1Australian Research Council Centre of Excellence for Integrative Legume Research, Genomic Interactions Group, Research School of Biological Sciences, Australian National University, Canberra ACT 0200, Australia; 2Institut des Sciences, Végétales, CNRS, Gif-Sur-Yvette Cedex, France
Go to article:
Accepted 19 August 2005.

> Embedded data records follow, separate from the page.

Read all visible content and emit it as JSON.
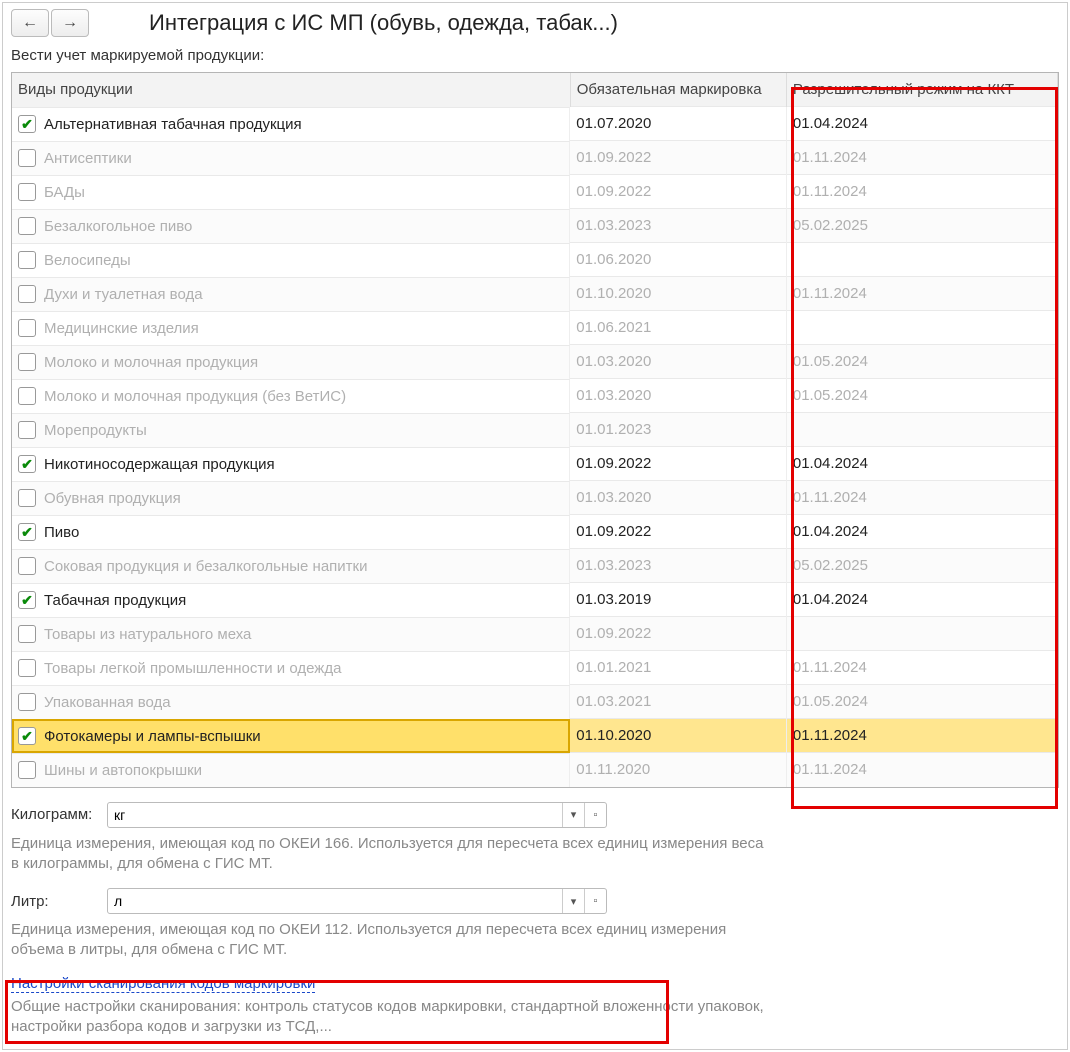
{
  "header": {
    "title": "Интеграция с ИС МП (обувь, одежда, табак...)"
  },
  "subtitle": "Вести учет маркируемой продукции:",
  "columns": {
    "name": "Виды продукции",
    "mandatory": "Обязательная маркировка",
    "kkt": "Разрешительный режим на ККТ"
  },
  "rows": [
    {
      "checked": true,
      "name": "Альтернативная табачная продукция",
      "mandatory": "01.07.2020",
      "kkt": "01.04.2024",
      "enabled": true,
      "selected": false
    },
    {
      "checked": false,
      "name": "Антисептики",
      "mandatory": "01.09.2022",
      "kkt": "01.11.2024",
      "enabled": false,
      "selected": false
    },
    {
      "checked": false,
      "name": "БАДы",
      "mandatory": "01.09.2022",
      "kkt": "01.11.2024",
      "enabled": false,
      "selected": false
    },
    {
      "checked": false,
      "name": "Безалкогольное пиво",
      "mandatory": "01.03.2023",
      "kkt": "05.02.2025",
      "enabled": false,
      "selected": false
    },
    {
      "checked": false,
      "name": "Велосипеды",
      "mandatory": "01.06.2020",
      "kkt": "",
      "enabled": false,
      "selected": false
    },
    {
      "checked": false,
      "name": "Духи и туалетная вода",
      "mandatory": "01.10.2020",
      "kkt": "01.11.2024",
      "enabled": false,
      "selected": false
    },
    {
      "checked": false,
      "name": "Медицинские изделия",
      "mandatory": "01.06.2021",
      "kkt": "",
      "enabled": false,
      "selected": false
    },
    {
      "checked": false,
      "name": "Молоко и молочная продукция",
      "mandatory": "01.03.2020",
      "kkt": "01.05.2024",
      "enabled": false,
      "selected": false
    },
    {
      "checked": false,
      "name": "Молоко и молочная продукция (без ВетИС)",
      "mandatory": "01.03.2020",
      "kkt": "01.05.2024",
      "enabled": false,
      "selected": false
    },
    {
      "checked": false,
      "name": "Морепродукты",
      "mandatory": "01.01.2023",
      "kkt": "",
      "enabled": false,
      "selected": false
    },
    {
      "checked": true,
      "name": "Никотиносодержащая продукция",
      "mandatory": "01.09.2022",
      "kkt": "01.04.2024",
      "enabled": true,
      "selected": false
    },
    {
      "checked": false,
      "name": "Обувная продукция",
      "mandatory": "01.03.2020",
      "kkt": "01.11.2024",
      "enabled": false,
      "selected": false
    },
    {
      "checked": true,
      "name": "Пиво",
      "mandatory": "01.09.2022",
      "kkt": "01.04.2024",
      "enabled": true,
      "selected": false
    },
    {
      "checked": false,
      "name": "Соковая продукция и безалкогольные напитки",
      "mandatory": "01.03.2023",
      "kkt": "05.02.2025",
      "enabled": false,
      "selected": false
    },
    {
      "checked": true,
      "name": "Табачная продукция",
      "mandatory": "01.03.2019",
      "kkt": "01.04.2024",
      "enabled": true,
      "selected": false
    },
    {
      "checked": false,
      "name": "Товары из натурального меха",
      "mandatory": "01.09.2022",
      "kkt": "",
      "enabled": false,
      "selected": false
    },
    {
      "checked": false,
      "name": "Товары легкой промышленности и одежда",
      "mandatory": "01.01.2021",
      "kkt": "01.11.2024",
      "enabled": false,
      "selected": false
    },
    {
      "checked": false,
      "name": "Упакованная вода",
      "mandatory": "01.03.2021",
      "kkt": "01.05.2024",
      "enabled": false,
      "selected": false
    },
    {
      "checked": true,
      "name": "Фотокамеры и лампы-вспышки",
      "mandatory": "01.10.2020",
      "kkt": "01.11.2024",
      "enabled": true,
      "selected": true
    },
    {
      "checked": false,
      "name": "Шины и автопокрышки",
      "mandatory": "01.11.2020",
      "kkt": "01.11.2024",
      "enabled": false,
      "selected": false
    }
  ],
  "kg": {
    "label": "Килограмм:",
    "value": "кг",
    "help": "Единица измерения, имеющая код по ОКЕИ 166. Используется для пересчета всех единиц измерения веса в килограммы, для обмена с ГИС МТ."
  },
  "liter": {
    "label": "Литр:",
    "value": "л",
    "help": "Единица измерения, имеющая код по ОКЕИ 112. Используется для пересчета всех единиц измерения объема в литры, для обмена с ГИС МТ."
  },
  "scan": {
    "link": "Настройки сканирования кодов маркировки",
    "help": "Общие настройки сканирования: контроль статусов кодов маркировки, стандартной вложенности упаковок, настройки разбора кодов и загрузки из ТСД,..."
  }
}
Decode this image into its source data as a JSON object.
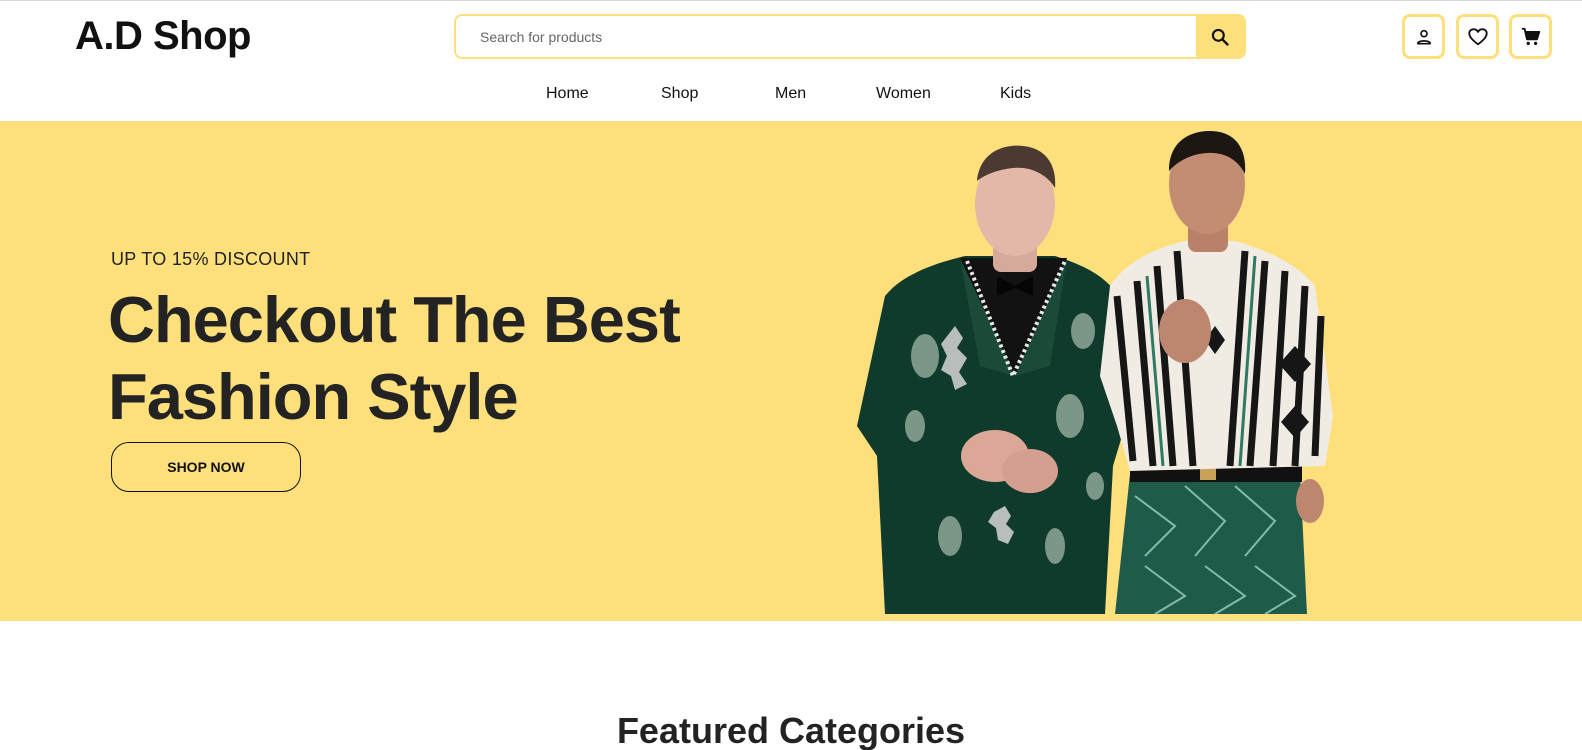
{
  "brand": {
    "logo": "A.D Shop"
  },
  "search": {
    "placeholder": "Search for products",
    "button_icon": "search-icon"
  },
  "header_icons": [
    {
      "name": "user-icon"
    },
    {
      "name": "heart-icon"
    },
    {
      "name": "cart-icon"
    }
  ],
  "nav": {
    "items": [
      {
        "label": "Home"
      },
      {
        "label": "Shop"
      },
      {
        "label": "Men"
      },
      {
        "label": "Women"
      },
      {
        "label": "Kids"
      }
    ]
  },
  "hero": {
    "kicker": "UP TO 15% DISCOUNT",
    "title_line1": "Checkout The Best",
    "title_line2": "Fashion Style",
    "cta_label": "SHOP NOW",
    "background_color": "#fde07b"
  },
  "featured": {
    "title": "Featured Categories"
  },
  "colors": {
    "accent": "#fde07b",
    "text": "#232323"
  }
}
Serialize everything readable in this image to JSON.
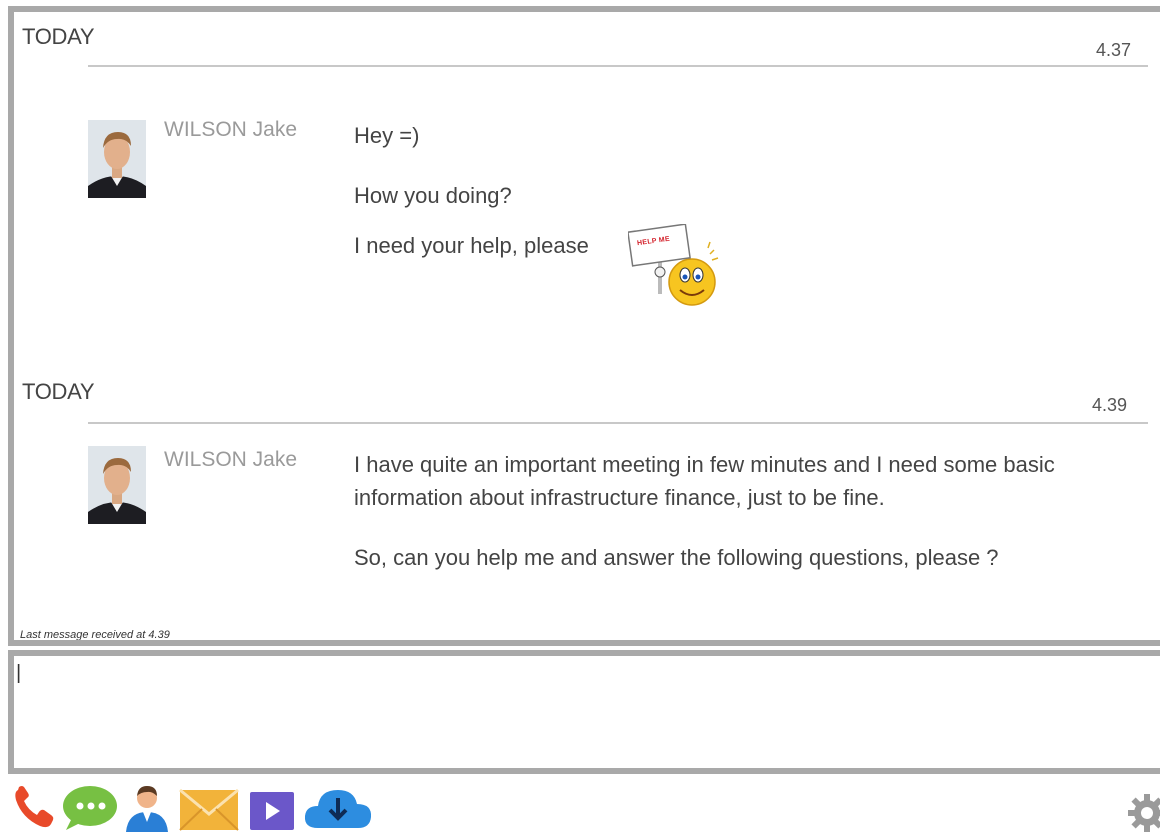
{
  "conversation": [
    {
      "day_label": "TODAY",
      "time": "4.37",
      "sender": "WILSON Jake",
      "messages": [
        "Hey =)",
        "How you doing?",
        "I need your help, please"
      ],
      "sticker_text": "HELP ME"
    },
    {
      "day_label": "TODAY",
      "time": "4.39",
      "sender": "WILSON Jake",
      "messages": [
        "I have quite an important meeting in few minutes and I need some basic",
        "information about infrastructure finance, just to be fine.",
        "So, can you help me and  answer the following questions, please ?"
      ]
    }
  ],
  "status_text": "Last message received at 4.39",
  "compose": {
    "value": "|"
  },
  "toolbar": [
    {
      "icon": "phone-icon",
      "color": "#e84a2a"
    },
    {
      "icon": "chat-bubble-icon",
      "color": "#77c043"
    },
    {
      "icon": "contact-icon",
      "color": "#2a7fd6"
    },
    {
      "icon": "mail-icon",
      "color": "#f2b33a"
    },
    {
      "icon": "video-play-icon",
      "color": "#6b57c9"
    },
    {
      "icon": "cloud-download-icon",
      "color": "#2d8de0"
    }
  ],
  "settings_icon": "gear-icon"
}
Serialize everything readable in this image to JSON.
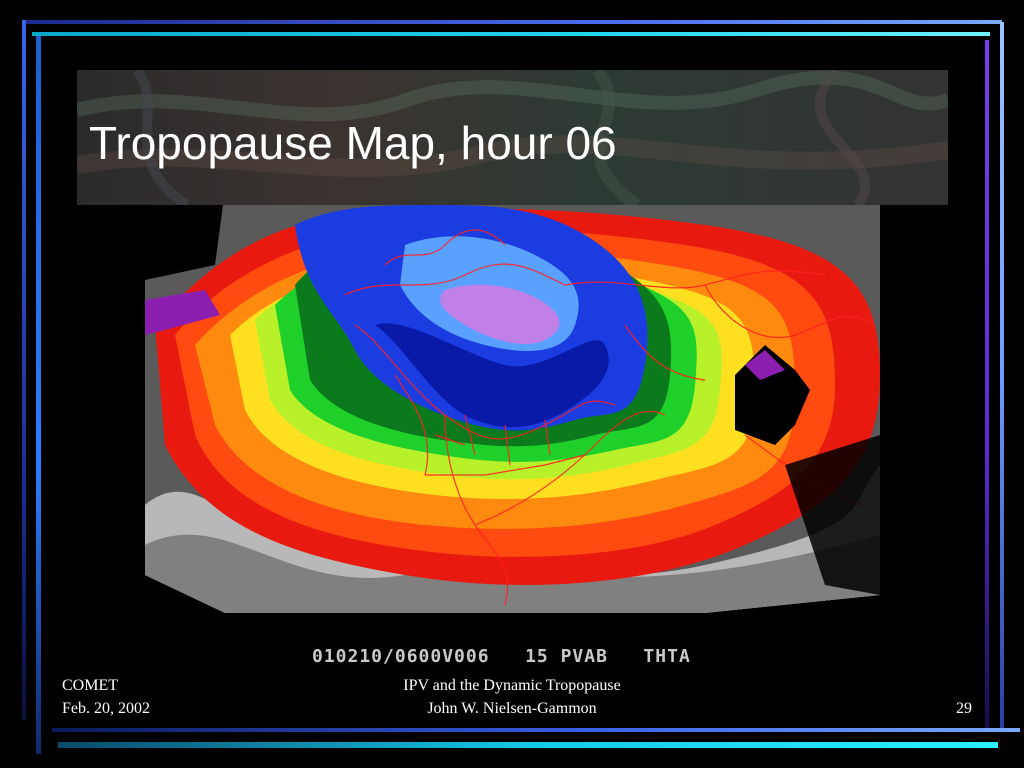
{
  "slide": {
    "title": "Tropopause Map, hour 06",
    "map_caption": "010210/0600V006   15 PVAB   THTA",
    "number": "29"
  },
  "footer": {
    "left_line1": "COMET",
    "left_line2": "Feb. 20, 2002",
    "center_line1": "IPV and the Dynamic Tropopause",
    "center_line2": "John W. Nielsen-Gammon"
  },
  "map": {
    "colors": {
      "purple": "#8c1fb0",
      "magenta": "#c080e8",
      "light_blue": "#5aa0ff",
      "blue": "#1a3ce0",
      "dark_blue": "#0a1aa8",
      "green_dark": "#0b7a1c",
      "green": "#1fcf2a",
      "yellow_green": "#b8f02a",
      "yellow": "#ffe020",
      "orange": "#ff8a10",
      "red_orange": "#ff4a10",
      "red": "#e81a10",
      "gray_light": "#b8b8b8",
      "gray": "#808080",
      "gray_dark": "#4a4a4a",
      "outline": "#ff2020"
    }
  }
}
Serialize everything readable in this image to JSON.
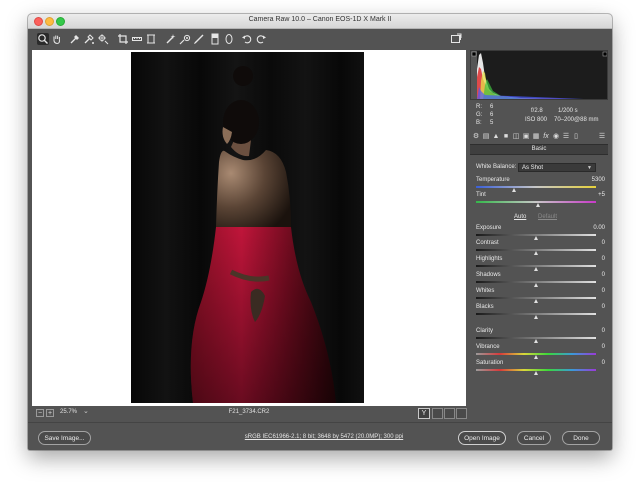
{
  "window": {
    "title": "Camera Raw 10.0  –  Canon EOS-1D X Mark II"
  },
  "toolbar": {
    "tools": [
      "zoom-tool-icon",
      "hand-tool-icon",
      "white-balance-tool-icon",
      "color-sampler-tool-icon",
      "targeted-adjustment-tool-icon",
      "crop-tool-icon",
      "straighten-tool-icon",
      "transform-tool-icon",
      "spot-removal-tool-icon",
      "red-eye-removal-tool-icon",
      "adjustment-brush-icon",
      "graduated-filter-icon",
      "radial-filter-icon",
      "rotate-ccw-icon",
      "rotate-cw-icon"
    ],
    "toggle_fullscreen": "fullscreen-icon"
  },
  "status": {
    "zoom": "25.7%",
    "zoom_arrow": "⌄",
    "minus": "−",
    "plus": "+",
    "filename": "F21_3734.CR2",
    "y_label": "Y"
  },
  "rgb": {
    "r_label": "R:",
    "g_label": "G:",
    "b_label": "B:",
    "r": "6",
    "g": "6",
    "b": "5"
  },
  "exif": {
    "aperture": "f/2.8",
    "shutter": "1/200 s",
    "iso": "ISO 800",
    "lens": "70–200@88 mm"
  },
  "panel": {
    "title": "Basic",
    "white_balance_label": "White Balance:",
    "white_balance_value": "As Shot",
    "auto": "Auto",
    "default": "Default",
    "sliders": [
      {
        "label": "Temperature",
        "value": "5300",
        "level": 0.32,
        "track": "temp"
      },
      {
        "label": "Tint",
        "value": "+5",
        "level": 0.52,
        "track": "tint"
      },
      {
        "label": "Exposure",
        "value": "0.00",
        "level": 0.5,
        "track": "gray"
      },
      {
        "label": "Contrast",
        "value": "0",
        "level": 0.5,
        "track": "gray"
      },
      {
        "label": "Highlights",
        "value": "0",
        "level": 0.5,
        "track": "gray"
      },
      {
        "label": "Shadows",
        "value": "0",
        "level": 0.5,
        "track": "gray"
      },
      {
        "label": "Whites",
        "value": "0",
        "level": 0.5,
        "track": "gray"
      },
      {
        "label": "Blacks",
        "value": "0",
        "level": 0.5,
        "track": "gray"
      },
      {
        "label": "Clarity",
        "value": "0",
        "level": 0.5,
        "track": "gray"
      },
      {
        "label": "Vibrance",
        "value": "0",
        "level": 0.5,
        "track": "sat"
      },
      {
        "label": "Saturation",
        "value": "0",
        "level": 0.5,
        "track": "sat"
      }
    ]
  },
  "buttons": {
    "save_image": "Save Image...",
    "workflow": "sRGB IEC61966-2.1; 8 bit; 3648 by 5472 (20.0MP); 300 ppi",
    "open_image": "Open Image",
    "cancel": "Cancel",
    "done": "Done"
  }
}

NolR is a regulator of nodulation genes present in species belonging to the genera Rhizobium and Sinorhizobium. The expression of the nolR gene in Sinorhizobium meliloti AK631 was investigated in relation to stage of growth, availability of nutrients, and different environmental stimuli using the nolR::lacZ fusion report system. It has been shown that the nolR gene is regulated in a population-density-dependent fashion and influenced by a number of environmental stimuli, including nutrients, pH, and oxygen. Exploration of the physiological functions of NolR under various laboratory conditions has shown that NolR is required for the optimal growth of the bacteria on solid media, optimal survival of the bacteria in carbon-starved minimal medium, and after heat shock challenge. NolR also is involved in recipient-induced conjugative transfer of a plasmid. Proteome analysis of strain AK631 and its Tn5-induced nolR-deficient mutant EK698 revealed that a functional NolR induced significant differences in the accumulation of 20 polypeptides in peptide mass fingerprinting early-log-phase cultures and 48 polypeptides in stationary-phase cultures. NolR acted mainly as a repressor in the early-log-phase cultures, whereas it acted as both repressor and activator in the stationaryphase cultures. The NolR protein and 59 NolR-associated proteins have been identified by peptide mass fingerprinting. The NolR protein was differentially expressed only in the NolR+ wild-type strain AK631 but not in its NolR- derivative EK698, confirming that no functional NolR was produced in the mutant. The NolR-associated proteins have diverse functions in amino acid metabolism, carbohydrate metabolism, lipid metabolism, nucleotide metabolism, energy metabolism, metabolism of Co-factors, and cellular adaptation and transportation. These results further support our previous proposal that the NolR is a global regulatory protein which is required for the optimization of nodulation, bacterial growth and survival, and conjugative transfer of a plasmid.
© 2005 The American Phytopathological Society